(Exercise materials)

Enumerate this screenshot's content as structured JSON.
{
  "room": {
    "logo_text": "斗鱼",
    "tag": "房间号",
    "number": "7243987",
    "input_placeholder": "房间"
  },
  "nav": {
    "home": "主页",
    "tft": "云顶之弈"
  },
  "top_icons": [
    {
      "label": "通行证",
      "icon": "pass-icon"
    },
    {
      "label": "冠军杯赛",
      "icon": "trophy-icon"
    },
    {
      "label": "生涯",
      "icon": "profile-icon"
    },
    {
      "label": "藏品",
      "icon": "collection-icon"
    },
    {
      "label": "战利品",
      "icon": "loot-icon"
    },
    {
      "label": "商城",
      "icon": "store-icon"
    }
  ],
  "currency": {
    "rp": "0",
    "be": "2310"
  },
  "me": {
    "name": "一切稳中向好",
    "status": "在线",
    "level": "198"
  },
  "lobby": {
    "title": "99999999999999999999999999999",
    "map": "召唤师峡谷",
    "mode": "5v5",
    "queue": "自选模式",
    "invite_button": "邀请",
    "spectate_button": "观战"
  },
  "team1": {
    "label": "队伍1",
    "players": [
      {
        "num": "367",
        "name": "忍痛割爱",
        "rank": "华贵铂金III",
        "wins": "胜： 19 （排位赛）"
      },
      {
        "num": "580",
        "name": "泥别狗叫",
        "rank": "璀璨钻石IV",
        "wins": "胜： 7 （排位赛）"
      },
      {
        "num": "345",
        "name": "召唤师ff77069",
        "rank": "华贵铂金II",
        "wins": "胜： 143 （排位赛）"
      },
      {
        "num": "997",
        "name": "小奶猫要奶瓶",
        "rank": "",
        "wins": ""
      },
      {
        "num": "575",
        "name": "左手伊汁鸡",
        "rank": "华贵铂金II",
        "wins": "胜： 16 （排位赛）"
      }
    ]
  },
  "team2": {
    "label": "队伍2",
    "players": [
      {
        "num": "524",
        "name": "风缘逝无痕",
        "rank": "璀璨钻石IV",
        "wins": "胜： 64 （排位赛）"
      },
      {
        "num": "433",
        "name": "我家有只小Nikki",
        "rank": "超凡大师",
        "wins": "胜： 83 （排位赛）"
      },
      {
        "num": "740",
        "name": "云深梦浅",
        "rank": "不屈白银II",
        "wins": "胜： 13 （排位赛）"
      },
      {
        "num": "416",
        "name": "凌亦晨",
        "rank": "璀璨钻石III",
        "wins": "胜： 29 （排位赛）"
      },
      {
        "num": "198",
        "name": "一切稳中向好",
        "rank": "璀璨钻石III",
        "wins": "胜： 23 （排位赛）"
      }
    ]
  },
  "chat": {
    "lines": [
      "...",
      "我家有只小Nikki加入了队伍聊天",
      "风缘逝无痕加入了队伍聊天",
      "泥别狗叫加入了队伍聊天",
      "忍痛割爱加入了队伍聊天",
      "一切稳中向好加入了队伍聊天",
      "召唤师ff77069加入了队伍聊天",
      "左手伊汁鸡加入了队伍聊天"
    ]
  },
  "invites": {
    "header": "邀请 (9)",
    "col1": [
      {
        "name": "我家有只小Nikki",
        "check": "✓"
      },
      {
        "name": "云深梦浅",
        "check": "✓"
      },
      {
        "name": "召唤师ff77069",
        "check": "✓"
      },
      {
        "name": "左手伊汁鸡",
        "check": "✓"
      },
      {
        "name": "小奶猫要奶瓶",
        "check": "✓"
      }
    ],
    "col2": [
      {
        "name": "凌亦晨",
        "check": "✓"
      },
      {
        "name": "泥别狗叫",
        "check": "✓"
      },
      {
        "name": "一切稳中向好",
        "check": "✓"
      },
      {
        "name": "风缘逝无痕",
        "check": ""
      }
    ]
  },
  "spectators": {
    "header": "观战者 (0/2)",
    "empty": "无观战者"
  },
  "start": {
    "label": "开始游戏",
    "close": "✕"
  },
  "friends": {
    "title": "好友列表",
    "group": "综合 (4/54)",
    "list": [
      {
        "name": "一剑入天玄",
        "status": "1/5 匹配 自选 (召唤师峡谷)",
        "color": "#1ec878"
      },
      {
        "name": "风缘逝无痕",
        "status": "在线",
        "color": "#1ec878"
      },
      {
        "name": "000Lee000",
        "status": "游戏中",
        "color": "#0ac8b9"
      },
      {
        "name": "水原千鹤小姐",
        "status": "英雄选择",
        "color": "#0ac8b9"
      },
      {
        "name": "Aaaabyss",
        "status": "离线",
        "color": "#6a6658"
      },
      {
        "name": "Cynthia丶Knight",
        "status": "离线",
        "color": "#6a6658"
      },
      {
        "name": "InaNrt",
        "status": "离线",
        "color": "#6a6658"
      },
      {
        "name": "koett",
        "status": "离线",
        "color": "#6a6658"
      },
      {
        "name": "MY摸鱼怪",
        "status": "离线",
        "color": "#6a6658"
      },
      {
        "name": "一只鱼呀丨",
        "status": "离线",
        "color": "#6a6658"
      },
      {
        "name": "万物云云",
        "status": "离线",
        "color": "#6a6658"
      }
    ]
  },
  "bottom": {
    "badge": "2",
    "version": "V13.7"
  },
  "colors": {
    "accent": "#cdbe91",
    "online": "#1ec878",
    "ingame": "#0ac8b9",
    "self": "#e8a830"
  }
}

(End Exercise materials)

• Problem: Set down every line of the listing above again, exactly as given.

• Expected answer:
Enumerate this screenshot's content as structured JSON.
{
  "room": {
    "logo_text": "斗鱼",
    "tag": "房间号",
    "number": "7243987",
    "input_placeholder": "房间"
  },
  "nav": {
    "home": "主页",
    "tft": "云顶之弈"
  },
  "top_icons": [
    {
      "label": "通行证",
      "icon": "pass-icon"
    },
    {
      "label": "冠军杯赛",
      "icon": "trophy-icon"
    },
    {
      "label": "生涯",
      "icon": "profile-icon"
    },
    {
      "label": "藏品",
      "icon": "collection-icon"
    },
    {
      "label": "战利品",
      "icon": "loot-icon"
    },
    {
      "label": "商城",
      "icon": "store-icon"
    }
  ],
  "currency": {
    "rp": "0",
    "be": "2310"
  },
  "me": {
    "name": "一切稳中向好",
    "status": "在线",
    "level": "198"
  },
  "lobby": {
    "title": "99999999999999999999999999999",
    "map": "召唤师峡谷",
    "mode": "5v5",
    "queue": "自选模式",
    "invite_button": "邀请",
    "spectate_button": "观战"
  },
  "team1": {
    "label": "队伍1",
    "players": [
      {
        "num": "367",
        "name": "忍痛割爱",
        "rank": "华贵铂金III",
        "wins": "胜： 19 （排位赛）"
      },
      {
        "num": "580",
        "name": "泥别狗叫",
        "rank": "璀璨钻石IV",
        "wins": "胜： 7 （排位赛）"
      },
      {
        "num": "345",
        "name": "召唤师ff77069",
        "rank": "华贵铂金II",
        "wins": "胜： 143 （排位赛）"
      },
      {
        "num": "997",
        "name": "小奶猫要奶瓶",
        "rank": "",
        "wins": ""
      },
      {
        "num": "575",
        "name": "左手伊汁鸡",
        "rank": "华贵铂金II",
        "wins": "胜： 16 （排位赛）"
      }
    ]
  },
  "team2": {
    "label": "队伍2",
    "players": [
      {
        "num": "524",
        "name": "风缘逝无痕",
        "rank": "璀璨钻石IV",
        "wins": "胜： 64 （排位赛）"
      },
      {
        "num": "433",
        "name": "我家有只小Nikki",
        "rank": "超凡大师",
        "wins": "胜： 83 （排位赛）"
      },
      {
        "num": "740",
        "name": "云深梦浅",
        "rank": "不屈白银II",
        "wins": "胜： 13 （排位赛）"
      },
      {
        "num": "416",
        "name": "凌亦晨",
        "rank": "璀璨钻石III",
        "wins": "胜： 29 （排位赛）"
      },
      {
        "num": "198",
        "name": "一切稳中向好",
        "rank": "璀璨钻石III",
        "wins": "胜： 23 （排位赛）"
      }
    ]
  },
  "chat": {
    "lines": [
      "...",
      "我家有只小Nikki加入了队伍聊天",
      "风缘逝无痕加入了队伍聊天",
      "泥别狗叫加入了队伍聊天",
      "忍痛割爱加入了队伍聊天",
      "一切稳中向好加入了队伍聊天",
      "召唤师ff77069加入了队伍聊天",
      "左手伊汁鸡加入了队伍聊天"
    ]
  },
  "invites": {
    "header": "邀请 (9)",
    "col1": [
      {
        "name": "我家有只小Nikki",
        "check": "✓"
      },
      {
        "name": "云深梦浅",
        "check": "✓"
      },
      {
        "name": "召唤师ff77069",
        "check": "✓"
      },
      {
        "name": "左手伊汁鸡",
        "check": "✓"
      },
      {
        "name": "小奶猫要奶瓶",
        "check": "✓"
      }
    ],
    "col2": [
      {
        "name": "凌亦晨",
        "check": "✓"
      },
      {
        "name": "泥别狗叫",
        "check": "✓"
      },
      {
        "name": "一切稳中向好",
        "check": "✓"
      },
      {
        "name": "风缘逝无痕",
        "check": ""
      }
    ]
  },
  "spectators": {
    "header": "观战者 (0/2)",
    "empty": "无观战者"
  },
  "start": {
    "label": "开始游戏",
    "close": "✕"
  },
  "friends": {
    "title": "好友列表",
    "group": "综合 (4/54)",
    "list": [
      {
        "name": "一剑入天玄",
        "status": "1/5 匹配 自选 (召唤师峡谷)",
        "color": "#1ec878"
      },
      {
        "name": "风缘逝无痕",
        "status": "在线",
        "color": "#1ec878"
      },
      {
        "name": "000Lee000",
        "status": "游戏中",
        "color": "#0ac8b9"
      },
      {
        "name": "水原千鹤小姐",
        "status": "英雄选择",
        "color": "#0ac8b9"
      },
      {
        "name": "Aaaabyss",
        "status": "离线",
        "color": "#6a6658"
      },
      {
        "name": "Cynthia丶Knight",
        "status": "离线",
        "color": "#6a6658"
      },
      {
        "name": "InaNrt",
        "status": "离线",
        "color": "#6a6658"
      },
      {
        "name": "koett",
        "status": "离线",
        "color": "#6a6658"
      },
      {
        "name": "MY摸鱼怪",
        "status": "离线",
        "color": "#6a6658"
      },
      {
        "name": "一只鱼呀丨",
        "status": "离线",
        "color": "#6a6658"
      },
      {
        "name": "万物云云",
        "status": "离线",
        "color": "#6a6658"
      }
    ]
  },
  "bottom": {
    "badge": "2",
    "version": "V13.7"
  },
  "colors": {
    "accent": "#cdbe91",
    "online": "#1ec878",
    "ingame": "#0ac8b9",
    "self": "#e8a830"
  }
}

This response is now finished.